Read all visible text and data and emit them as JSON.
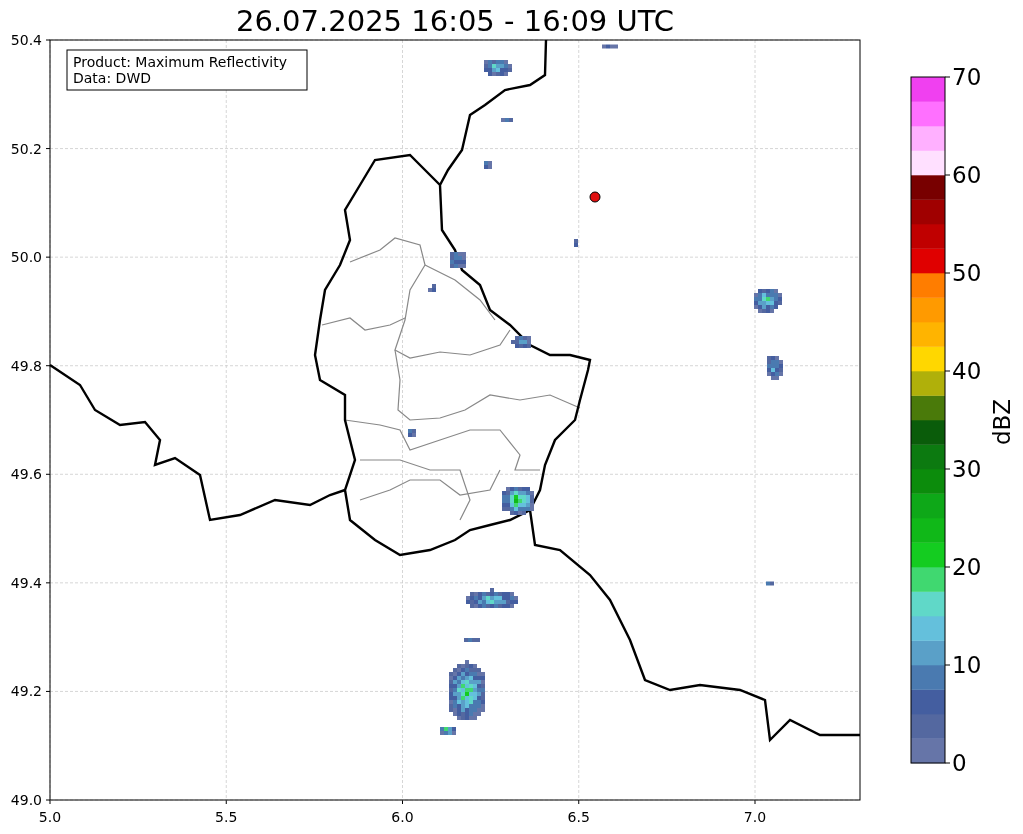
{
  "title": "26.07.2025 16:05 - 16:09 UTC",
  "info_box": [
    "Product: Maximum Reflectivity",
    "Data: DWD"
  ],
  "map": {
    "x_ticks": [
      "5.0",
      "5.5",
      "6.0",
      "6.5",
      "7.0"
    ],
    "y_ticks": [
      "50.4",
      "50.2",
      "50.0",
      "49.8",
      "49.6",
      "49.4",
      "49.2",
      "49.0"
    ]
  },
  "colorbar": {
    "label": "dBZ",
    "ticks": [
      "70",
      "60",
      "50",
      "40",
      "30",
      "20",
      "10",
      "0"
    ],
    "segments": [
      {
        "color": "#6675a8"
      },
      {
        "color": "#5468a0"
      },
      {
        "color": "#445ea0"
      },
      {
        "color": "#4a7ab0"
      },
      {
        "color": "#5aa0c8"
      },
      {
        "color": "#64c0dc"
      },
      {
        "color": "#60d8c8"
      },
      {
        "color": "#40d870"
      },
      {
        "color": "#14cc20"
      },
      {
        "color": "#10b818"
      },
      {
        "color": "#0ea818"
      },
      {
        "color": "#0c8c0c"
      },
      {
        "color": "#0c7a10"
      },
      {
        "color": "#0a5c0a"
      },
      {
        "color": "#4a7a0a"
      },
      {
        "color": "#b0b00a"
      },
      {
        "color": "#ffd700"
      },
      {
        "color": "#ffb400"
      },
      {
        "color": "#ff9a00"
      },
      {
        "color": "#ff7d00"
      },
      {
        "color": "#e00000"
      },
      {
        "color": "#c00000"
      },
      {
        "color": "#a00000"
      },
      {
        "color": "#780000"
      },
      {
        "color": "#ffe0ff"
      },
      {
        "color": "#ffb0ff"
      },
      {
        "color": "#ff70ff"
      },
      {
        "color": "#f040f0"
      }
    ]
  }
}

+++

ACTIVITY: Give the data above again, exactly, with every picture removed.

ANSWER BOX:
Read all visible text and data and emit them as JSON.
{
  "title": "26.07.2025 16:05 - 16:09 UTC",
  "info_box": [
    "Product: Maximum Reflectivity",
    "Data: DWD"
  ],
  "map": {
    "x_ticks": [
      "5.0",
      "5.5",
      "6.0",
      "6.5",
      "7.0"
    ],
    "y_ticks": [
      "50.4",
      "50.2",
      "50.0",
      "49.8",
      "49.6",
      "49.4",
      "49.2",
      "49.0"
    ]
  },
  "colorbar": {
    "label": "dBZ",
    "ticks": [
      "70",
      "60",
      "50",
      "40",
      "30",
      "20",
      "10",
      "0"
    ],
    "segments": [
      {
        "color": "#6675a8"
      },
      {
        "color": "#5468a0"
      },
      {
        "color": "#445ea0"
      },
      {
        "color": "#4a7ab0"
      },
      {
        "color": "#5aa0c8"
      },
      {
        "color": "#64c0dc"
      },
      {
        "color": "#60d8c8"
      },
      {
        "color": "#40d870"
      },
      {
        "color": "#14cc20"
      },
      {
        "color": "#10b818"
      },
      {
        "color": "#0ea818"
      },
      {
        "color": "#0c8c0c"
      },
      {
        "color": "#0c7a10"
      },
      {
        "color": "#0a5c0a"
      },
      {
        "color": "#4a7a0a"
      },
      {
        "color": "#b0b00a"
      },
      {
        "color": "#ffd700"
      },
      {
        "color": "#ffb400"
      },
      {
        "color": "#ff9a00"
      },
      {
        "color": "#ff7d00"
      },
      {
        "color": "#e00000"
      },
      {
        "color": "#c00000"
      },
      {
        "color": "#a00000"
      },
      {
        "color": "#780000"
      },
      {
        "color": "#ffe0ff"
      },
      {
        "color": "#ffb0ff"
      },
      {
        "color": "#ff70ff"
      },
      {
        "color": "#f040f0"
      }
    ]
  }
}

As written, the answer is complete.